Aim of the task:
Find the lines below in which the string "processor" occurs. Copy each one.

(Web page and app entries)
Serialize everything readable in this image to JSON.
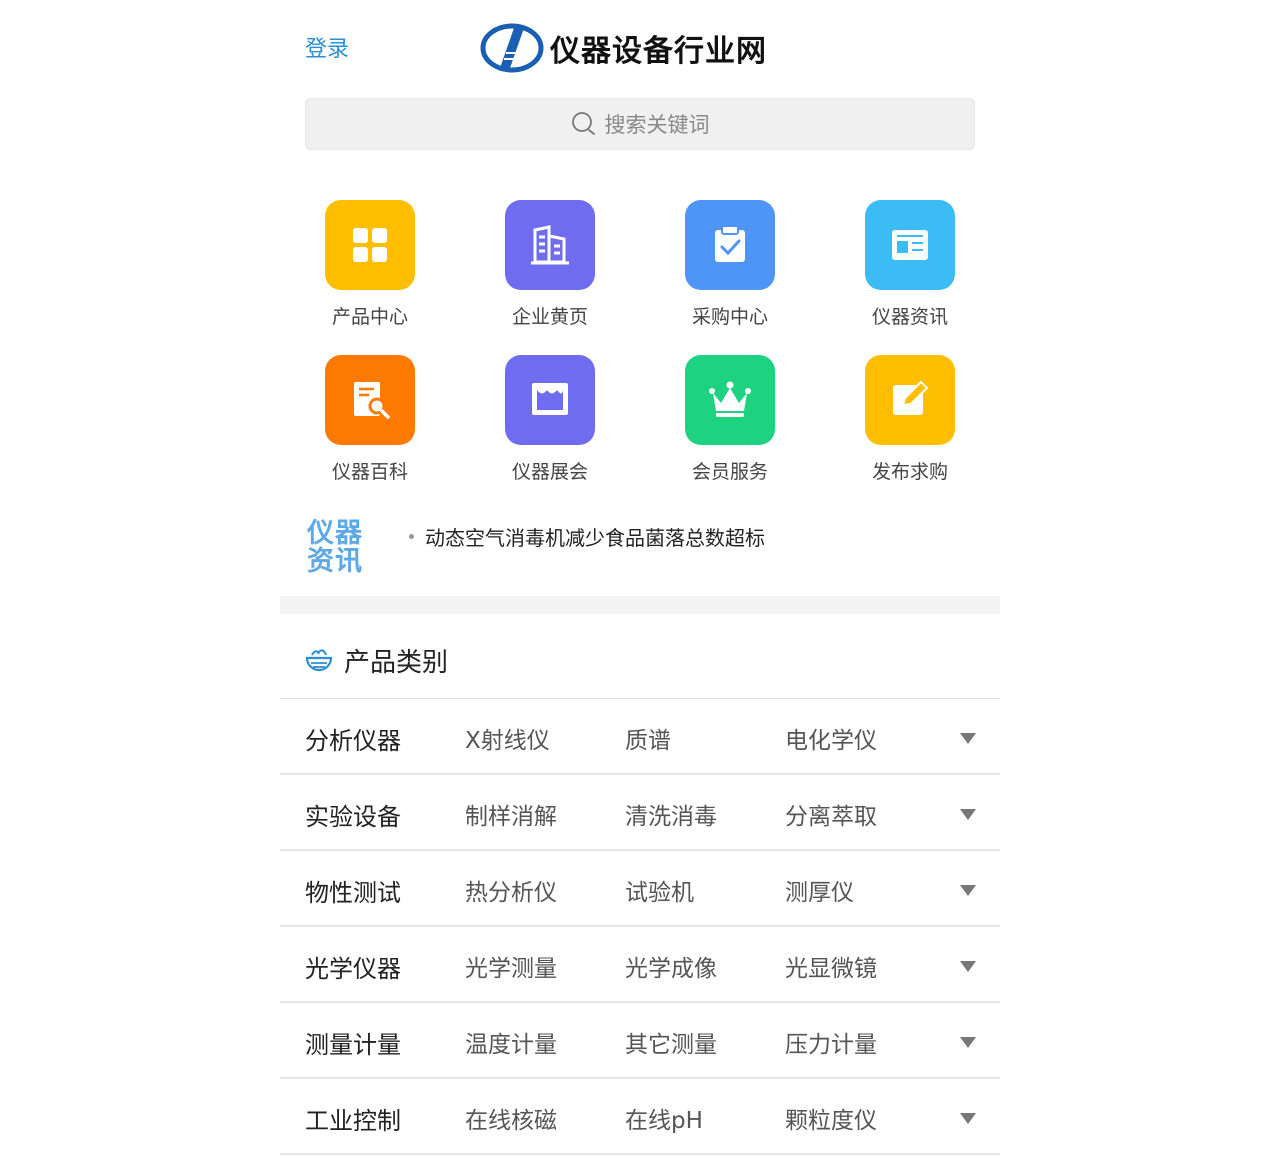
{
  "header": {
    "login_label": "登录",
    "logo_text": "仪器设备行业网"
  },
  "search": {
    "placeholder": "搜索关键词"
  },
  "nav_grid": [
    {
      "label": "产品中心",
      "icon": "grid-icon",
      "color": "#ffbf00"
    },
    {
      "label": "企业黄页",
      "icon": "building-icon",
      "color": "#6f6cf0"
    },
    {
      "label": "采购中心",
      "icon": "clipboard-check-icon",
      "color": "#4f95f7"
    },
    {
      "label": "仪器资讯",
      "icon": "news-icon",
      "color": "#3bbcf5"
    },
    {
      "label": "仪器百科",
      "icon": "book-search-icon",
      "color": "#ff7a00"
    },
    {
      "label": "仪器展会",
      "icon": "exhibition-icon",
      "color": "#6f6cf0"
    },
    {
      "label": "会员服务",
      "icon": "crown-icon",
      "color": "#1ed37f"
    },
    {
      "label": "发布求购",
      "icon": "edit-icon",
      "color": "#ffbf00"
    }
  ],
  "news": {
    "badge": "仪器资讯",
    "items": [
      "动态空气消毒机减少食品菌落总数超标"
    ]
  },
  "category": {
    "title": "产品类别",
    "rows": [
      {
        "main": "分析仪器",
        "subs": [
          "X射线仪",
          "质谱",
          "电化学仪"
        ]
      },
      {
        "main": "实验设备",
        "subs": [
          "制样消解",
          "清洗消毒",
          "分离萃取"
        ]
      },
      {
        "main": "物性测试",
        "subs": [
          "热分析仪",
          "试验机",
          "测厚仪"
        ]
      },
      {
        "main": "光学仪器",
        "subs": [
          "光学测量",
          "光学成像",
          "光显微镜"
        ]
      },
      {
        "main": "测量计量",
        "subs": [
          "温度计量",
          "其它测量",
          "压力计量"
        ]
      },
      {
        "main": "工业控制",
        "subs": [
          "在线核磁",
          "在线pH",
          "颗粒度仪"
        ]
      }
    ]
  },
  "colors": {
    "accent": "#2a8fd8",
    "badge": "#5fa8e6"
  }
}
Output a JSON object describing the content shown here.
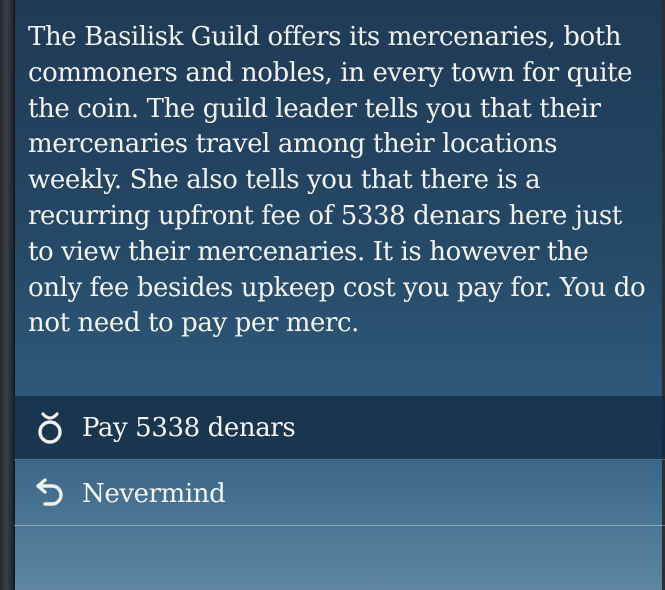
{
  "dialog": {
    "description": "The Basilisk Guild offers its mercenaries, both commoners and nobles, in every town for quite the coin. The guild leader tells you that their mercenaries travel among their locations weekly. She also tells you that there is a recurring upfront fee of 5338 denars here just to view their mercenaries. It is however the only fee besides upkeep cost you pay for. You do not need to pay per merc.",
    "options": [
      {
        "label": "Pay 5338 denars",
        "icon": "coin-pouch-icon",
        "selected": true
      },
      {
        "label": "Nevermind",
        "icon": "back-arrow-icon",
        "selected": false
      }
    ]
  },
  "colors": {
    "text": "#f2f2ee",
    "selected_row": "#122a42",
    "panel_top": "#1e3a56",
    "panel_bottom": "#5e86a2"
  }
}
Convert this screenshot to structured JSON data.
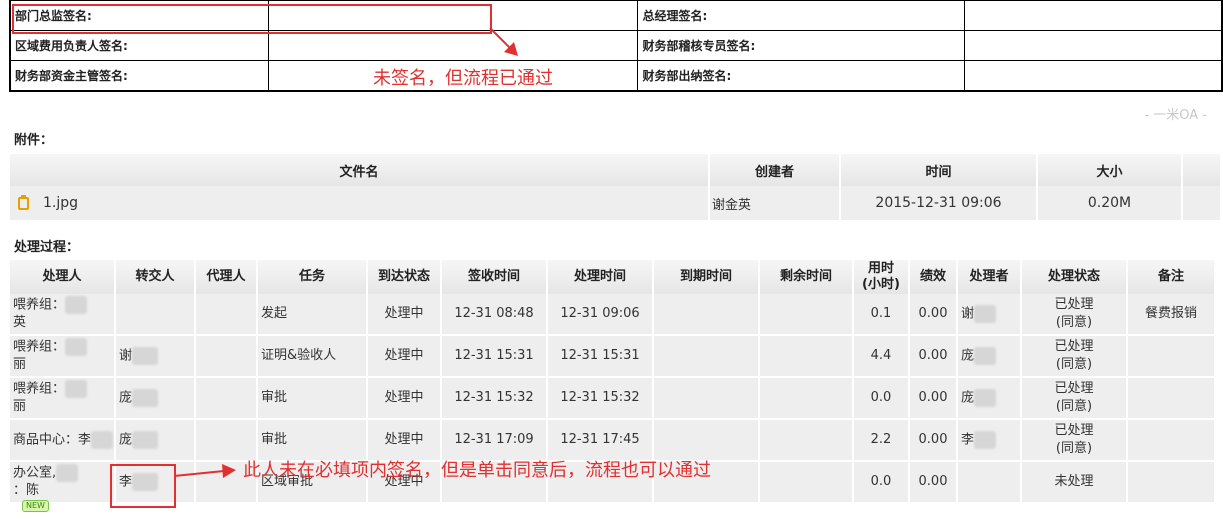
{
  "signatures": [
    [
      "部门总监签名:",
      "",
      "总经理签名:",
      ""
    ],
    [
      "区域费用负责人签名:",
      "",
      "财务部稽核专员签名:",
      ""
    ],
    [
      "财务部资金主管签名:",
      "",
      "财务部出纳签名:",
      ""
    ]
  ],
  "annotations": {
    "top_note": "未签名，但流程已通过",
    "bottom_note": "此人未在必填项内签名，但是单击同意后，流程也可以通过"
  },
  "watermark": "- 一米OA -",
  "attachments": {
    "label": "附件：",
    "headers": [
      "文件名",
      "创建者",
      "时间",
      "大小"
    ],
    "rows": [
      {
        "file": "1.jpg",
        "creator": "谢金英",
        "time": "2015-12-31 09:06",
        "size": "0.20M"
      }
    ]
  },
  "process": {
    "label": "处理过程：",
    "headers": [
      "处理人",
      "转交人",
      "代理人",
      "任务",
      "到达状态",
      "签收时间",
      "处理时间",
      "到期时间",
      "剩余时间",
      "用时(小时)",
      "绩效",
      "处理者",
      "处理状态",
      "备注"
    ],
    "header_line1": "用时",
    "header_line2": "(小时)",
    "rows": [
      {
        "handler_a": "喂养组：",
        "handler_b": "英",
        "transfer": "",
        "agent": "",
        "task": "发起",
        "arrive": "处理中",
        "sign": "12-31 08:48",
        "done": "12-31 09:06",
        "due": "",
        "remain": "",
        "hours": "0.1",
        "perf": "0.00",
        "processor": "谢",
        "status_a": "已处理",
        "status_b": "(同意)",
        "note": "餐费报销"
      },
      {
        "handler_a": "喂养组：",
        "handler_b": "丽",
        "transfer": "谢",
        "agent": "",
        "task": "证明&验收人",
        "arrive": "处理中",
        "sign": "12-31 15:31",
        "done": "12-31 15:31",
        "due": "",
        "remain": "",
        "hours": "4.4",
        "perf": "0.00",
        "processor": "庞",
        "status_a": "已处理",
        "status_b": "(同意)",
        "note": ""
      },
      {
        "handler_a": "喂养组：",
        "handler_b": "丽",
        "transfer": "庞",
        "agent": "",
        "task": "审批",
        "arrive": "处理中",
        "sign": "12-31 15:32",
        "done": "12-31 15:32",
        "due": "",
        "remain": "",
        "hours": "0.0",
        "perf": "0.00",
        "processor": "庞",
        "status_a": "已处理",
        "status_b": "(同意)",
        "note": ""
      },
      {
        "handler_a": "商品中心：李",
        "handler_b": "",
        "transfer": "庞",
        "agent": "",
        "task": "审批",
        "arrive": "处理中",
        "sign": "12-31 17:09",
        "done": "12-31 17:45",
        "due": "",
        "remain": "",
        "hours": "2.2",
        "perf": "0.00",
        "processor": "李",
        "status_a": "已处理",
        "status_b": "(同意)",
        "note": ""
      },
      {
        "handler_a": "办公室,",
        "handler_b": "：陈",
        "transfer": "李",
        "agent": "",
        "task": "区域审批",
        "arrive": "处理中",
        "sign": "",
        "done": "",
        "due": "",
        "remain": "",
        "hours": "0.0",
        "perf": "0.00",
        "processor": "",
        "status_a": "未处理",
        "status_b": "",
        "note": ""
      }
    ],
    "new_badge": "NEW"
  },
  "colors": {
    "annotation_red": "#e03030",
    "file_icon": "#e6a000"
  }
}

Answer below:
        "processor": "谢",
        "processor": "庞",
        "processor": "庞",
        "processor": "李",
        "processor": "",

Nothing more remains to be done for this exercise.